n this bay? Long Tom C. Nambibberous enouch, your honour; Kate. (Aside.) By Heavens ! 'tis Barnstable! I remeniber that I said to them, says I, only let water, sir! I should think it would be the salt me get my foot once more safe on salt water, and water of the ocean. You a sailor, and ask such & you 'ont catch me running the risk of my life on question of a litttle skipper like me! I find I shall this bere dry land again in a hurry.
have to make out a new chart for you. Bar. Ha, ha, ha! now, Mr. Merry, how are we Bar. Perhaps, my ine fellow, your cunning is to find this pilot, that we came here, by the cap- equal to telling me how long we sball detain you, if tain's order, to look for ?
we make you prisoner, in order to enjoy the benefit Mer. He was to meet us on this rock, and the of your wit ? Come, come, don't tremble, you are question you are to put to him is written on this bit a fresh-water cruizer, doubtless, and I have no deof paper.
sire to frighten you, but Bar. True, I recollect; but, sorrehow, I don't Kate. (Averting her face.) Fresh-water sailor! like hugging these American shores too closely; you'll find me an old cruizer. Ha, ha, ha! Frighten what say you, Master Coffin ?

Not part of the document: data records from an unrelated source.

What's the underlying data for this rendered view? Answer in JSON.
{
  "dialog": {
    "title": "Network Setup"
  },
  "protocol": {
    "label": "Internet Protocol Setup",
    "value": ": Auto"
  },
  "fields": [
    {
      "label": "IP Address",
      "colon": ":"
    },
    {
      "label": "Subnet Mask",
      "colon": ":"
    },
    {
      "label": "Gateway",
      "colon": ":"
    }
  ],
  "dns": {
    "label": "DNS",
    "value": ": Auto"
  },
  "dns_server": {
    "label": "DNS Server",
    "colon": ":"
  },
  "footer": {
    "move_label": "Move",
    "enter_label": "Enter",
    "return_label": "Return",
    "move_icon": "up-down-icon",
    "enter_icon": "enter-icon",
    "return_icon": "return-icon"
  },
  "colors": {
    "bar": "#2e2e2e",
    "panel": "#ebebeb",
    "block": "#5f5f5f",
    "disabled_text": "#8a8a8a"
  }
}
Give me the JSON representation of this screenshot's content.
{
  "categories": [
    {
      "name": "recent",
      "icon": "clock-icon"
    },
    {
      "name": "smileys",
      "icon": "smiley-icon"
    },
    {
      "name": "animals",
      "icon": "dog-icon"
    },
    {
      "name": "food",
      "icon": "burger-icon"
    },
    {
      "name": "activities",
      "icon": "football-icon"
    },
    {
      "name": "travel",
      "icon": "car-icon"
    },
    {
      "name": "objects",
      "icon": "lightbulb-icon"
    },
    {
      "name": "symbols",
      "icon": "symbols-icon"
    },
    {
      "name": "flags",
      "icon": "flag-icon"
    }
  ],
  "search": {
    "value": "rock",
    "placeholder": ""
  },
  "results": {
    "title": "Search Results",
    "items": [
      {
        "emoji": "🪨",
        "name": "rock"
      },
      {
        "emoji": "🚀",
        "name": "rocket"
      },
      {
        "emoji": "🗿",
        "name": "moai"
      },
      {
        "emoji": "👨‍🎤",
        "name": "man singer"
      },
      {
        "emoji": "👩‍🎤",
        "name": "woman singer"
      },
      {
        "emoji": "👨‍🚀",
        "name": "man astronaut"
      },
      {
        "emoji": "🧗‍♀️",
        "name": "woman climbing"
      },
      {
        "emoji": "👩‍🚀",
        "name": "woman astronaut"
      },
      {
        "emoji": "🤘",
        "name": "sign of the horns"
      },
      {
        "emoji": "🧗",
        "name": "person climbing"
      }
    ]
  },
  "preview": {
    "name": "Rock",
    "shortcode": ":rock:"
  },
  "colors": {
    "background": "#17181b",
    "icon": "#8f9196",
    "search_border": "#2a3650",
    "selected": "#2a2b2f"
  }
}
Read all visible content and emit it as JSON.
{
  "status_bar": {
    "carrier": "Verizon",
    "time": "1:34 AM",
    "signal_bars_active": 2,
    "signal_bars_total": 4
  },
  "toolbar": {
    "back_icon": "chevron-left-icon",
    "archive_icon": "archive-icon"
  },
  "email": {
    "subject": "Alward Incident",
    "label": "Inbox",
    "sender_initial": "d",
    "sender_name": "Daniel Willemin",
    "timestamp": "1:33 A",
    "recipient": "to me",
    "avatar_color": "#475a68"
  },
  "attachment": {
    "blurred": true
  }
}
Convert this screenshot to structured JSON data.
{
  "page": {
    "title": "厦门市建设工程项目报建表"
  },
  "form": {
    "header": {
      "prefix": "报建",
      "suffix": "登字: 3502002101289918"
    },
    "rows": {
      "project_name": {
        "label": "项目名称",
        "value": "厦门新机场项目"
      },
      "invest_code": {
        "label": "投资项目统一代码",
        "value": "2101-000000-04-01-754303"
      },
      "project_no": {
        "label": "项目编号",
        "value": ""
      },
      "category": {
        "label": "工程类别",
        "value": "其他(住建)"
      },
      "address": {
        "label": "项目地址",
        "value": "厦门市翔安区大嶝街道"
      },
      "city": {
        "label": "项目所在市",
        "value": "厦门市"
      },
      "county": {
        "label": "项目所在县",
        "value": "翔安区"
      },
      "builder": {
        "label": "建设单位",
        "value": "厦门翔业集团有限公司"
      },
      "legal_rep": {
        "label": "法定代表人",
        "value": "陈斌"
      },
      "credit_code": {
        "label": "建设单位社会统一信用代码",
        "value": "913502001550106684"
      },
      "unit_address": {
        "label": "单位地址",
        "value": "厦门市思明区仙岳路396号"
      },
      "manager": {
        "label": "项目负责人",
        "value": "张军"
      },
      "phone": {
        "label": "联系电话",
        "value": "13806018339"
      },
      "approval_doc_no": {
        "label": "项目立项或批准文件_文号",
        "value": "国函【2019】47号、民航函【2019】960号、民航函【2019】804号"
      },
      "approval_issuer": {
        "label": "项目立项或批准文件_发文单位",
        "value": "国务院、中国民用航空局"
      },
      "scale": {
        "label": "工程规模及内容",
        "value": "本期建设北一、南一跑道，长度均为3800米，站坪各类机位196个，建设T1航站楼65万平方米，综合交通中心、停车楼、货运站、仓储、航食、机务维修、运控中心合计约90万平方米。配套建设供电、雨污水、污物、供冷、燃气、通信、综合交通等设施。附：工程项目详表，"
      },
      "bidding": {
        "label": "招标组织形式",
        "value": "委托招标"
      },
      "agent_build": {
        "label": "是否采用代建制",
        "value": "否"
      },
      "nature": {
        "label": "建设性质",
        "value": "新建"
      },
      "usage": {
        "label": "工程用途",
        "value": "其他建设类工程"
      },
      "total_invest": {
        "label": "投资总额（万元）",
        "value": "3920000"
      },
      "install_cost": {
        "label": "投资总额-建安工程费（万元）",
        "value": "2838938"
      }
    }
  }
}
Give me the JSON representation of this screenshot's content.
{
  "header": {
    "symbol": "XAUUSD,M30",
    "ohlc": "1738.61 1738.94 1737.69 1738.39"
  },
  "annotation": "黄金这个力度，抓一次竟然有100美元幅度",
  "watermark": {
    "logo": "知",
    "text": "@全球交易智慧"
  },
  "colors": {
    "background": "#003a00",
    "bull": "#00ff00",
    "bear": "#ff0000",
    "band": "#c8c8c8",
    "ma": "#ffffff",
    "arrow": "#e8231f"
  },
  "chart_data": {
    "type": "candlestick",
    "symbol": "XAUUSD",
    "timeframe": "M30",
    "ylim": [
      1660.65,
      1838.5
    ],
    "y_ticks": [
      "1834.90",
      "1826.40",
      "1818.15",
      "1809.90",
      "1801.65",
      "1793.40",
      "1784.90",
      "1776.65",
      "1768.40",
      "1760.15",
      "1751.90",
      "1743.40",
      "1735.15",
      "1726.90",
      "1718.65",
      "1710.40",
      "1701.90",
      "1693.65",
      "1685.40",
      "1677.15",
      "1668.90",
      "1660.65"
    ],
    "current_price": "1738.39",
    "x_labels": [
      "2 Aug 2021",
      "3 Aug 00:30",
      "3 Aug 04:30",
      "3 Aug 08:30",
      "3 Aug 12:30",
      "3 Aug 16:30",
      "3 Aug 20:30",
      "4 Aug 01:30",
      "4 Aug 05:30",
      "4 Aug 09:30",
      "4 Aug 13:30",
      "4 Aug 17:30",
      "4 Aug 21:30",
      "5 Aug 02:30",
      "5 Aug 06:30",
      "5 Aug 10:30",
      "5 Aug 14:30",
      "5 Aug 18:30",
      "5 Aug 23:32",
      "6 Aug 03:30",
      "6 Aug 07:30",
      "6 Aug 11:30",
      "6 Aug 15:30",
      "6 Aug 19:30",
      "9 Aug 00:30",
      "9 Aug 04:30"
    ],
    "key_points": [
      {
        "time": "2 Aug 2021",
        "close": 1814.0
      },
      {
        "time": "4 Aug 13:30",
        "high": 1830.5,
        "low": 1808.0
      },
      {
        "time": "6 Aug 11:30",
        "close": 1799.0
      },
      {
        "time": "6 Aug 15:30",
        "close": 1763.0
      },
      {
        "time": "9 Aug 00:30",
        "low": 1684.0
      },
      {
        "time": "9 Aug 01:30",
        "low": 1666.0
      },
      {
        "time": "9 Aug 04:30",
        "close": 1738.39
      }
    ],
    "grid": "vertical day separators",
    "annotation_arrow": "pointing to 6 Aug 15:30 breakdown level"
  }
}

me, you hare but another to frighten-T'H let you Long Tom C. Ah, sir! give me plenty of sea see that I know how to reef and sail as well as tbo room, and good canvas, where there's no 'casion best of you.—Yo bo, there, taughten reef tackles, for pilots at all, sir. For my part, I was born at haul out your weather-earing, after points taught! sea, and never could d.skiver the use of more land reef away! yo, ho! frighten me, will you, that's a than now and then to raise a few wedgetables, and good joke! I should like to see that. to dry your fish. I'm sure the sight on't always Bar. Now, by all the whales in the sea, but you makes me uncomfortable, unless we have the wind are merry out of season, young gentleman. It's dead off sho e.
quite bad enough to be at anchor in such a bay as Bar. (Smiling.) Ah, Tom, you are a sensible fel- this, without being laughed at by a stripling, who low! but we must be moving. Heaven keep us hasn't strength enough to carry a beard, if he had from riding out at anchor in such a place as this! one; but l'll know more of you and your jokes; But, look out from yon rock, Tom, d'ye see any you shall aboard with me for the rest of the.cruize thing of the man we are in quest of ?
Come, come. Long om C. Look to your arms, your bonour :I
(Dragging her towards the boat. see something, looming
large, approaching behind Kate. Barnstable, dear Barnstable, would you yonder craigs-the first thing we hear may be a harm me? shot,
[Taking of her hal